In State, 40,000 Contracted Infection, 67 Died Between January And November Last Year
Not just dengue, but malaria too has claimed a sizable number of lives in the state last year. As per the latest report of the state health department, as many as 40,000 people contracted the mosquito–borne infection, and 67 of them succumbed to it between January and November, 2013.
Of these, 25 people died due to malaria in Mumbai alone. The numbers were, however, down from 2012, when there were 54,000 malaria cases and 87 people succumbed to the disease in the state. There were no malariarelated deaths in Pune during the period.
A senior state health official said, "Malaria is no longer restricted to monsoon. Due to rising construction activity and poor sanitation, cases are found throughout the year. Cities like Mumbai, Pune, Thane and Nashik report the maximum cases. Fewer people might die of the disease, but is afflicting more."
Since the Pune Municipal Corporation (PMC) has started collecting data from private hospitals about cases and deaths due to mosquito–borne infections and other communicable diseases, the number has increased.
As per the PMC records, the city has reported 151 malaria cases till November, 2013. "There was no malariarelated casualty in Pune city during the year," said S T Pardeshi, medical officer of health (MoH), PMC.
An official from the Brihan Mumbai Municipal Corporation (BMC) spoke about the spurt of malaria cases in Mumbai. "The rise is mainly due to the large number of construction projects being undertaken in the metropolis. Besides, the high humidity levels contribute to the increase in the number."

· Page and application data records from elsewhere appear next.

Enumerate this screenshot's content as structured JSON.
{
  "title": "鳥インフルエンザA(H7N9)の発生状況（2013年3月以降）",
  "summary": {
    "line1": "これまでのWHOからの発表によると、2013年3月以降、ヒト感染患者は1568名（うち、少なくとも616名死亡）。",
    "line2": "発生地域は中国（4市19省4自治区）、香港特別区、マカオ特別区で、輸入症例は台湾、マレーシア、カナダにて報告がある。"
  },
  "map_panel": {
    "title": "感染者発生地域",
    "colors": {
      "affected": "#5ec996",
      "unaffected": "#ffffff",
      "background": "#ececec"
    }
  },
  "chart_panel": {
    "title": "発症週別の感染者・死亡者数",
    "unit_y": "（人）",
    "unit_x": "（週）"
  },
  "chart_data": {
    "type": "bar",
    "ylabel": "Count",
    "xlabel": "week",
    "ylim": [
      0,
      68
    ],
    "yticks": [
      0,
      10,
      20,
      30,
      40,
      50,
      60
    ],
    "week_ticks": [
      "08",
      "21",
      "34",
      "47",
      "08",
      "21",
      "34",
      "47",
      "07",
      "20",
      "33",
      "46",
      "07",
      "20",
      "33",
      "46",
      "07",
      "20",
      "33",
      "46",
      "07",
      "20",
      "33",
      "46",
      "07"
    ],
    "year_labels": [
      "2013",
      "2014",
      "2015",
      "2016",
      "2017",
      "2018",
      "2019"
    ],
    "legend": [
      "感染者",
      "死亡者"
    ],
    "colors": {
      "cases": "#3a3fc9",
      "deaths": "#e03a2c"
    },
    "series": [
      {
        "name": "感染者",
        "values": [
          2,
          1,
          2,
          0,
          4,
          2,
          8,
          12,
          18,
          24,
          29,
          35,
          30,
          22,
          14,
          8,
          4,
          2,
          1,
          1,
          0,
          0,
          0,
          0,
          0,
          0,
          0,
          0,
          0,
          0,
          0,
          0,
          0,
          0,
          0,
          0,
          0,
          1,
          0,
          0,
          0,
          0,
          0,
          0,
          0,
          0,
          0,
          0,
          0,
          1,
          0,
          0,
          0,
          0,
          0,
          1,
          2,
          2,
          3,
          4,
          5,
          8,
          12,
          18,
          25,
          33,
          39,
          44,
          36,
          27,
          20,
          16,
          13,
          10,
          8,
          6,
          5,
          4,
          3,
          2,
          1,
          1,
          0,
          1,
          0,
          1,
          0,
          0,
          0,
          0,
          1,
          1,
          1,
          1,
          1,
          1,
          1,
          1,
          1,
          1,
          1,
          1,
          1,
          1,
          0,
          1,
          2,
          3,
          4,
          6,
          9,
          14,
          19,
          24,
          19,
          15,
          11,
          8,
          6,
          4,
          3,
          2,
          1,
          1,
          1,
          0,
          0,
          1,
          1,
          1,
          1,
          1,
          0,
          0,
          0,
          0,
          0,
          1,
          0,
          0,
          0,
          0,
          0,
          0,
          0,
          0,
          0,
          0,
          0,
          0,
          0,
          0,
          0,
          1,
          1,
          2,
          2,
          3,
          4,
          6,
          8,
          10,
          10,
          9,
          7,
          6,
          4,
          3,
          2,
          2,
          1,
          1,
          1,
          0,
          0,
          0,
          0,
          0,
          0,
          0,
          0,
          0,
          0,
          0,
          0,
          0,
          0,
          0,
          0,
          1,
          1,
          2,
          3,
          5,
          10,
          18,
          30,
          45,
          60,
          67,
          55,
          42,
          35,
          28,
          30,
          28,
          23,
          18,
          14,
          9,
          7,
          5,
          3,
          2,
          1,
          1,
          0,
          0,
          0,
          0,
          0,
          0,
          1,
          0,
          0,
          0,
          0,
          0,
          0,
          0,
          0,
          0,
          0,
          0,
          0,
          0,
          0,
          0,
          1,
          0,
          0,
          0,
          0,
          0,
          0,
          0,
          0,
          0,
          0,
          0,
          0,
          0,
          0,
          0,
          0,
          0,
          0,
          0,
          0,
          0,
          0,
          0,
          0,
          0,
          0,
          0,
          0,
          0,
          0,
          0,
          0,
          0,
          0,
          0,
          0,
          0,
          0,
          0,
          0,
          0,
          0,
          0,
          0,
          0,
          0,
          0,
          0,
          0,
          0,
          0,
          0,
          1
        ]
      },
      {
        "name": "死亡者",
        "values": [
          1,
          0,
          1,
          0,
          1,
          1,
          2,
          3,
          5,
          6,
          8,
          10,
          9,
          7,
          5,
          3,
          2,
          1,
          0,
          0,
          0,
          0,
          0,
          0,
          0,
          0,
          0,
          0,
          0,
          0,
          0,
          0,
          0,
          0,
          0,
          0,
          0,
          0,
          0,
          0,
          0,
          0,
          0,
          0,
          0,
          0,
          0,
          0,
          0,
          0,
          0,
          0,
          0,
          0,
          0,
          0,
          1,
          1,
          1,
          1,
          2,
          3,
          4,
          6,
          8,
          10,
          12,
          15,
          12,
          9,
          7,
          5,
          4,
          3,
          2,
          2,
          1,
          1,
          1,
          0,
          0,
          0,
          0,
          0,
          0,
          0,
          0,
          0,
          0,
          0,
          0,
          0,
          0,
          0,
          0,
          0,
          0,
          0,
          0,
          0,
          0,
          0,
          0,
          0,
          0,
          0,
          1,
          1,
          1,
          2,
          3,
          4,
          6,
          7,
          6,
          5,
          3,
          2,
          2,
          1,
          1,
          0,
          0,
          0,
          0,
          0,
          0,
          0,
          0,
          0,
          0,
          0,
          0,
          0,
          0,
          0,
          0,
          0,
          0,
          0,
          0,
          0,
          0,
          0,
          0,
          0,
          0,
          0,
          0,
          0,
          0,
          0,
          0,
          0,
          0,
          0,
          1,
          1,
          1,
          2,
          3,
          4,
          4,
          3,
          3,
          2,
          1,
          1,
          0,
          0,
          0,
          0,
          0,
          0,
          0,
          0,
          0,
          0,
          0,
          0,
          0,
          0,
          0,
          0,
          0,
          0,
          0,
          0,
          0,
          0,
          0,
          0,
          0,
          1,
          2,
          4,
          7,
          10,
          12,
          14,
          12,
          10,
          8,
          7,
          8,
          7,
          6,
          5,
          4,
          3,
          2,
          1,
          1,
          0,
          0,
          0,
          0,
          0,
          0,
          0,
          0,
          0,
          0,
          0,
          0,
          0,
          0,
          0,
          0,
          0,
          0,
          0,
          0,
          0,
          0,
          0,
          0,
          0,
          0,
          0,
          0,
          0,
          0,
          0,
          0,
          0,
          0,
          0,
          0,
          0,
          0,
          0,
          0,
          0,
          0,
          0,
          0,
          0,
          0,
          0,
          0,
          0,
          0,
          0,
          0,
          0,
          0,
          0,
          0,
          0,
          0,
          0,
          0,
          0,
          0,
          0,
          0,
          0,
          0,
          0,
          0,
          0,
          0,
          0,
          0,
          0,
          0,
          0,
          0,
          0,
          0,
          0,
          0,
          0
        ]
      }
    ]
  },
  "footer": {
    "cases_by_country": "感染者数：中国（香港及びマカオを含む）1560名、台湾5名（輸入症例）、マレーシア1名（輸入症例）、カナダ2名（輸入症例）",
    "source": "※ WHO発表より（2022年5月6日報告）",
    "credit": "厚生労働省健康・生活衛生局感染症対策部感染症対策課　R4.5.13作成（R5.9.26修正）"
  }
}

BMC officials said that compared to 2012, the spread of malaria was controlled last year because the corporation roped in health workers and representatives from primary health centres, local dispensaries, peripheral and tertiary hospitals to the ward offices and the building proposal department.
"Notices were issued to builders warning them that they would get stop–work notices if they did not ensure that there is no water stagnation at construction sites," the official said.

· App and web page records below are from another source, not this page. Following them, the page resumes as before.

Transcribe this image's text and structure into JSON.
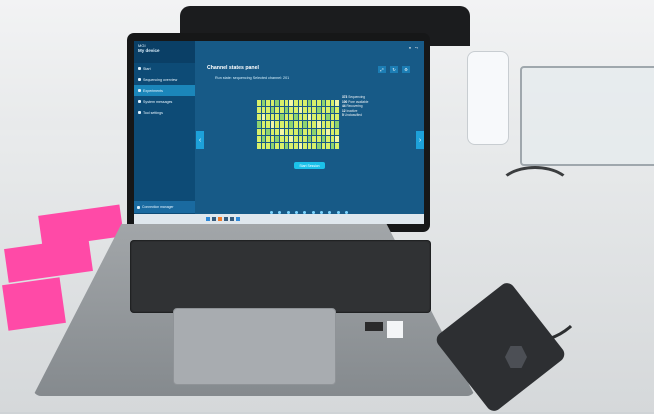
{
  "app": {
    "brand": "MGI",
    "device": "My device"
  },
  "sidebar": {
    "items": [
      {
        "label": "Start"
      },
      {
        "label": "Sequencing overview"
      },
      {
        "label": "Experiments"
      },
      {
        "label": "System messages"
      },
      {
        "label": "Tool settings"
      }
    ],
    "connection_label": "Connection manager"
  },
  "panel": {
    "title": "Channel states panel",
    "status": "Run state: sequencing    Selected channel: 201",
    "button": "Start Session"
  },
  "stats": [
    {
      "value": "373",
      "label": "Sequencing"
    },
    {
      "value": "100",
      "label": "Pore available"
    },
    {
      "value": "44",
      "label": "Recovering"
    },
    {
      "value": "12",
      "label": "Inactive"
    },
    {
      "value": "5",
      "label": "Unclassified"
    }
  ],
  "colors": {
    "screen_bg": "#175a87",
    "sidebar_bg": "#0d4b76",
    "accent": "#1da1da",
    "cell": "#d8f06a"
  }
}
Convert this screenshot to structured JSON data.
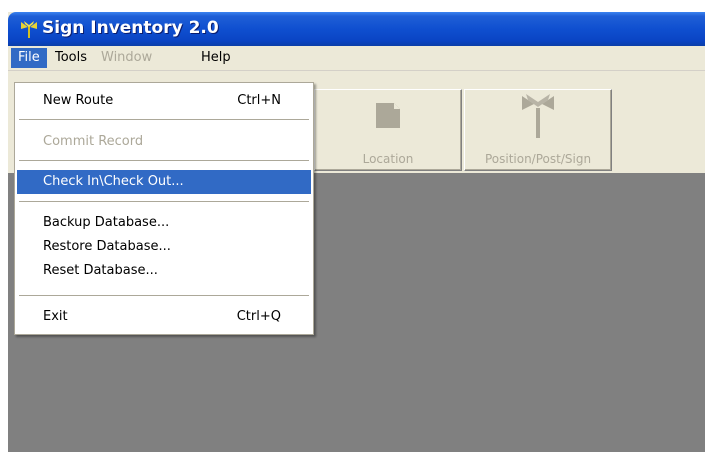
{
  "window": {
    "title": "Sign Inventory 2.0"
  },
  "menubar": {
    "items": [
      {
        "label": "File",
        "state": "active"
      },
      {
        "label": "Tools",
        "state": "normal"
      },
      {
        "label": "Window",
        "state": "disabled"
      },
      {
        "label": "Help",
        "state": "normal"
      }
    ]
  },
  "file_menu": {
    "items": [
      {
        "label": "New Route",
        "shortcut": "Ctrl+N",
        "state": "normal"
      },
      {
        "label": "Commit Record",
        "shortcut": "",
        "state": "disabled"
      },
      {
        "label": "Check In\\Check Out...",
        "shortcut": "",
        "state": "highlighted"
      },
      {
        "label": "Backup Database...",
        "shortcut": "",
        "state": "normal"
      },
      {
        "label": "Restore Database...",
        "shortcut": "",
        "state": "normal"
      },
      {
        "label": "Reset Database...",
        "shortcut": "",
        "state": "normal"
      },
      {
        "label": "Exit",
        "shortcut": "Ctrl+Q",
        "state": "normal"
      }
    ]
  },
  "toolbar": {
    "buttons": [
      {
        "label": "Location",
        "icon": "document-icon",
        "state": "disabled"
      },
      {
        "label": "Position/Post/Sign",
        "icon": "signpost-icon",
        "state": "disabled"
      }
    ]
  },
  "colors": {
    "titlebar": "#0a44c4",
    "menu_highlight": "#316ac5",
    "workspace": "#808080",
    "disabled_text": "#aca899"
  }
}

Commenting on the rise in cases in Gadchiroli, Chandrapur and Gondia districts, a former entomologist with the state health department said, "These are malaria–endemic districts. Especially, the P Falciparum strain of malaria has a high presence in Gadchiroli and adjoining districts. Moreover, officials are scared to conduct regular surveillance activities in their respective assigned areas here due to Naxal activities."
The expert said, "These are mainly tribal districts. About 10% of the people here are found to be asymptomatic as they have an inbuilt immunity against the malaria parasite due to long exposure to the infection. These people are carriers of malaria transmission. Besides, there are patients who refuse to take full treatment of anti–malaria drugs due to which the parasite may remain in their blood."
Identification of high–risk areas is based on parameters like slide positivity rate, annual parasite incidence, and deaths due to malaria.
Prevention measures involve curbing the development of mosquito larvae. The female anopheles mosquito lays eggs in clean water. Each female anopheles mosquito lays millions of eggs in its lifetime of four to eight weeks. "The eggs hatch into larvae, which then develop into pupae and adults in a span of seven to 10 days. The best method of mosquito control is preventing the development of the eggs into adult mosquitoes," the official said.Source
Times of India
06 Jan 2014,
by - Umesh Isalkar